Pain drugs

NSAIDs (Non-steroidal anti-inflammatory drugs) like ibuprofen and acetaminophen may help to relieve some of the pain associated with fibroids.

fibroids after menopause

Iron supplements

The use of iron supplements or the consumption of food rich in iron can help prevent anemia due to excessive loss of blood in women with fibroids.


Sometimes, it’s best to surgically remove the fibroids. This may take different forms depending on how severe the case is. The following are the available surgery options available for the treatment of fibroids:


This involves the surgical removal of fibroids without removing the uterus. It is usually considered before a hysterectomy (surgical removal of the uterus) is considered. A myectomy is the best option for women who plan to have children in the future.

fibroids after menopause
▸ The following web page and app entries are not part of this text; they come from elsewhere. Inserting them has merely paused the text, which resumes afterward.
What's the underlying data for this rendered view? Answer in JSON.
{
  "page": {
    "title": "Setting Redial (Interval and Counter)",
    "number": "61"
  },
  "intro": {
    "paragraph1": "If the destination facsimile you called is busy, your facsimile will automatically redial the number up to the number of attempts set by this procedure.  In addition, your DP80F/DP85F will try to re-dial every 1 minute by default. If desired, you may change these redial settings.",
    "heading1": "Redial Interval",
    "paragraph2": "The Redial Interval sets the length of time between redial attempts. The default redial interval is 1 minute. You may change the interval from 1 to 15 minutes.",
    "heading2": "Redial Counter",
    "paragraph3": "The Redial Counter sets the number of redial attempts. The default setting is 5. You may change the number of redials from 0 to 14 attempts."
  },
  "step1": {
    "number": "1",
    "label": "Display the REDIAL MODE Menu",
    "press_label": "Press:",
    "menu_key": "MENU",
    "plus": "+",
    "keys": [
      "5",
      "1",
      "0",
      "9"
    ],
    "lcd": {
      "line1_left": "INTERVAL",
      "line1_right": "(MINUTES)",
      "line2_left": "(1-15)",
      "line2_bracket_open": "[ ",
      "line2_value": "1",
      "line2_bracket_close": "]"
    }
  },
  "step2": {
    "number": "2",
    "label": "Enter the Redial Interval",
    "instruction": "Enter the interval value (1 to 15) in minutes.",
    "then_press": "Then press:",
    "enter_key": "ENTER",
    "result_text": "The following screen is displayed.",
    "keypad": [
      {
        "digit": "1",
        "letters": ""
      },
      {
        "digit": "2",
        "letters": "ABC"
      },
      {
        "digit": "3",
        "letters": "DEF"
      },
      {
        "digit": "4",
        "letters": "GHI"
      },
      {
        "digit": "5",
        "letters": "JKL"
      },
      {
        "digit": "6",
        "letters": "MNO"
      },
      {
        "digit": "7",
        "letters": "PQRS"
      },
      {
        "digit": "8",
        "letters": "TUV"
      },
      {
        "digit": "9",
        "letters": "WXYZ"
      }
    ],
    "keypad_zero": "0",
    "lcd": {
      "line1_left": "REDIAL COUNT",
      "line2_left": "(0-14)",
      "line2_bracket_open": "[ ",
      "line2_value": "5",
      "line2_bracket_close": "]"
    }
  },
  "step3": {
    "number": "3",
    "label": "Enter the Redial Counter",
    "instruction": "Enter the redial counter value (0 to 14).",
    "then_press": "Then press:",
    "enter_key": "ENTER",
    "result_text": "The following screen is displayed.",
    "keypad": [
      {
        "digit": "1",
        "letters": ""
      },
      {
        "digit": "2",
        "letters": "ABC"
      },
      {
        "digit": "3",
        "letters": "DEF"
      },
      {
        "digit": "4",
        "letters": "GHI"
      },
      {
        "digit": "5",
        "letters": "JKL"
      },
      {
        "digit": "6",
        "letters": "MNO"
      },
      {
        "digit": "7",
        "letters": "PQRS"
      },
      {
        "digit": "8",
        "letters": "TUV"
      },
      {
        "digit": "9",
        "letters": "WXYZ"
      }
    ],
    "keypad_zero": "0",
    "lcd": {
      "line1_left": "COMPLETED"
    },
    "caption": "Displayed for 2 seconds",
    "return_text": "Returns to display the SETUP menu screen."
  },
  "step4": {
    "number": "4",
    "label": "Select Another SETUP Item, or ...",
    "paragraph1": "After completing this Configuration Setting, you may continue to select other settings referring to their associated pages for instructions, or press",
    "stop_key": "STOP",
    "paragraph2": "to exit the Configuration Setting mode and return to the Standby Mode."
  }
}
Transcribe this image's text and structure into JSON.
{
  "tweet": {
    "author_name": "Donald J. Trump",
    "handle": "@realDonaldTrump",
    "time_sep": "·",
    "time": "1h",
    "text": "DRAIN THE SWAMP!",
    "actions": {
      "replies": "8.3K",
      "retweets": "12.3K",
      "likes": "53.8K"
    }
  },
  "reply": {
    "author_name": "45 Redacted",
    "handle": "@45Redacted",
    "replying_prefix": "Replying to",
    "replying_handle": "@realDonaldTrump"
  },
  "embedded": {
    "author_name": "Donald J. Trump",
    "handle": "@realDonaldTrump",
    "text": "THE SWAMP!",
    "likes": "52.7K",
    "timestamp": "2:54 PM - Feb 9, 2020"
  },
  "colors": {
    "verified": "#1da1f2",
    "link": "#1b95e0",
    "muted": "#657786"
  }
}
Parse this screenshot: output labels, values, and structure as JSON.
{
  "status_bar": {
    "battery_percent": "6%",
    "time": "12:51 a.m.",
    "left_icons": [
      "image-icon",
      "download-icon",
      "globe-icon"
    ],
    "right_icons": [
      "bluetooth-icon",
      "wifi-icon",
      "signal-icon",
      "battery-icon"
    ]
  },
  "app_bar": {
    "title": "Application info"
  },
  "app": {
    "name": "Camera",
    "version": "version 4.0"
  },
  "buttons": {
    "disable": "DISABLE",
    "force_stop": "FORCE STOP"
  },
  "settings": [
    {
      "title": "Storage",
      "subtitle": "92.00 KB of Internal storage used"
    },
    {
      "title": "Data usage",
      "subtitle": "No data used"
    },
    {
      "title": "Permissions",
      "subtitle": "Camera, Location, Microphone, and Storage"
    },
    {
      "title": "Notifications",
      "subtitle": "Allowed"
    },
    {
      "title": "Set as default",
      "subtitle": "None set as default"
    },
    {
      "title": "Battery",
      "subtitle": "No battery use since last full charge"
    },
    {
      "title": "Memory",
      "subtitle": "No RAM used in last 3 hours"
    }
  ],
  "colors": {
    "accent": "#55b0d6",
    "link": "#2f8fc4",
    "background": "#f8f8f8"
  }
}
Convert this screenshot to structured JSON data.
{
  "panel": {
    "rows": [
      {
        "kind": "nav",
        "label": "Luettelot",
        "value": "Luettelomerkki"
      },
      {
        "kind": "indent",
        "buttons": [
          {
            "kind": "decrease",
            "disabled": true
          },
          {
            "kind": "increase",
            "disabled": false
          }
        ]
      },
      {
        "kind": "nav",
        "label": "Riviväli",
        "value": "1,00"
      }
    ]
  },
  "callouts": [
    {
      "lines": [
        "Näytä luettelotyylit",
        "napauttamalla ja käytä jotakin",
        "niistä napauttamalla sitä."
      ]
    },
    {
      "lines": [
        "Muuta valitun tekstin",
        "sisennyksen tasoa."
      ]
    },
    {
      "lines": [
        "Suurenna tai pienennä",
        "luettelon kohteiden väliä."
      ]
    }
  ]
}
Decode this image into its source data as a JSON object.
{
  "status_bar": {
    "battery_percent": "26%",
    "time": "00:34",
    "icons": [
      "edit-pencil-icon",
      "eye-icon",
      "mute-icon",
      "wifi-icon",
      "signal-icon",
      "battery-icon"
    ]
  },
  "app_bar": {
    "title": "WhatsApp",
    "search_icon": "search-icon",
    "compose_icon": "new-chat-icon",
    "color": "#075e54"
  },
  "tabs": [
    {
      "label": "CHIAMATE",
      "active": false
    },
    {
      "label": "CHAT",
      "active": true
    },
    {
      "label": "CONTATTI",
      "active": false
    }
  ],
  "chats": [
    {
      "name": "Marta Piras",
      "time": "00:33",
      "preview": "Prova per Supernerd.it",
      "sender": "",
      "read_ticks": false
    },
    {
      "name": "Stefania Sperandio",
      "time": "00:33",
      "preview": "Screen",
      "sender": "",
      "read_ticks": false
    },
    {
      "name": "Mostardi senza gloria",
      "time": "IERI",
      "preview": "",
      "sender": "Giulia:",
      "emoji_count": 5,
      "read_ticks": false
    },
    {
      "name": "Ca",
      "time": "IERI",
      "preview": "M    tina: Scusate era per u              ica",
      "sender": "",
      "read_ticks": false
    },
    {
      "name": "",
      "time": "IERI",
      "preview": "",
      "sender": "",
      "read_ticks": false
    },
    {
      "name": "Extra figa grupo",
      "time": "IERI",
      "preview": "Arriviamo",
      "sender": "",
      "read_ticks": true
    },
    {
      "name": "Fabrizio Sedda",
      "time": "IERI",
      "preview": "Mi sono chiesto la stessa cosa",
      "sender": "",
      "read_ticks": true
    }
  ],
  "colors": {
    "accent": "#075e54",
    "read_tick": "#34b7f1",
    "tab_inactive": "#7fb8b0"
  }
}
However, if fibroids come back after a myomectomy, your doctor will recommend a hysterectomy given that you don’t plan on having children in the future.


If fibroids are recurring and present with severe symptoms, a hysterectomy may be considered the best option. It involves the surgical removal of parts or all of the uterus.
Hysterectomies may be recommended for women who:

  • are close to menopause
  • have very large fibroids
  • have multiple fibroids
  • are already past menopause
  • want the most definitive treatments
  • have no plans for childbearing in the future

3. Non/Minimally Invasive Procedures


This procedure involves the destruction of fibroids and their blood vessels with heat or an electric current. A doctor inserts a needle into the fibroid and destroys the fibroid tissue with an electric current or heat/freezing mechanism.

Endometrial ablation

This involves the removal or destruction of a woman’s endometrial lining in order to control the symptoms of fibroid. Methods like heat, hot water, electric current, or extreme cold can be used to destroy the lining of the uterus.

Uterine artery embolization (UAE)

This involves blockage of the blood vessels that supply the fibroids. A surgeon inserts sand-like particles into the artery that supplies the fibroid and this blocks blood supply to the artery. This will prevent nutrients from reaching the fibroid and eventually, the fibroid will shrink.

In Conclusion,

Fibroids are very common in premenopausal women, but can also be developed during or after menopause. Most times, fibroids will shrink and not cause symptoms after menopause. However, it is best to speak to your healthcare provider if you are worried about the possibility of developing fibroids or if your symptoms are severe. Furthermore, a doctor can officially diagnose a fibroid and offer treatment advice or options that are specific to your situation.